Israel has a very liberal attitude towards different sexual lifestyles.
As for the IDF, the policy here can best be described as... You can tell, but we really don't care.
אשכנזי היהודי • Белый Россию
With your quote, that's three times in one post. What I stated was clear and I addressed the post-DADT world. DADT changed everything and encouraged a zeal to make sure gays no longer existed within the military. Never has the military done an extensive study to determine a post DADT military. This current study (which most civilians seem clueless of) is about implimenting that world, not whether or not it can happen.
Last edited by MSgt; 09-12-10 at 12:57 PM.
You can justify that and rationalize that and dismiss that all you want, it just means that you are incapable of admitting that you as an organization aren't professional enough to look past someone's sexual orientation and see the soldier underneath.
Here are a couple more:
19.Lt. Col. Irene V. Glaeser wrote a study entitled, “Don’t Ask, Don’t Tell: Time for Change,” at the U.S. Army War College as a 2009 Strategy Research Project as part of a paper submitted for a Master of Strategic Studies Degree. The paper cites “exhaustive studies” of both “don’t ask, don’t tell” and the experience of foreign militaries to argue that openly gay service does not impair the military and that current policy “needs to be revised and lifted.” Glaeser states that the U.S. has “entered an era of persistent conflict,” and must be “broad-minded and agile enough to adapt.”xx
20.In Spring 2010, Air University Press, the government-owned publishing arm of the U.S. Air Force, will publish a comprehensive volume on diversity in the Armed Forces. The book, entitled Attitudes Aren’t Free: Thinking Deeply about Diversity in the US Armed Forces, offers a range of perspectives and a framework for improving policy on religious expression, open homosexuality, race, gender, and ethics in the Armed Forces.
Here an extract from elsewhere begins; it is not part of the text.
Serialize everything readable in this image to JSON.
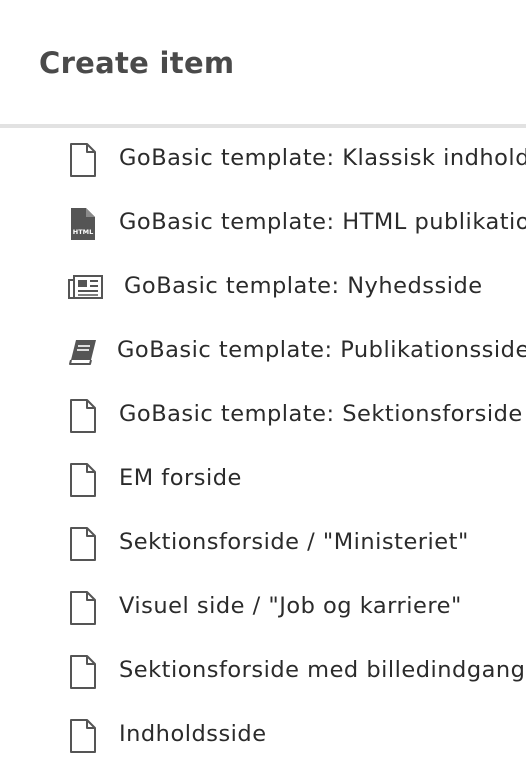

Palm researchers have written a chapter for the book in light of President Obama’s stated intention to end “don’t ask, don’t tell.” The chapter addresses questions about how best to execute and manage the transition from exclusion of openly gay personnel to inclusion. The Palm chapter addresses the political, legal, regulatory, and organizational steps necessary to ensure that the implementation process goes smoothly.xxi
I am unable to respect those members of our armed services who are unable to overcome their bigotry, hatred and fear because while they are wearing my country's uniform, they are unable to exemplify the values this country stands for.
This would be the same reason I am unable to respect civilians with the same problem -- because each of us, in our own way, represents this country. Bigotry, hatred and fear bring shame to it.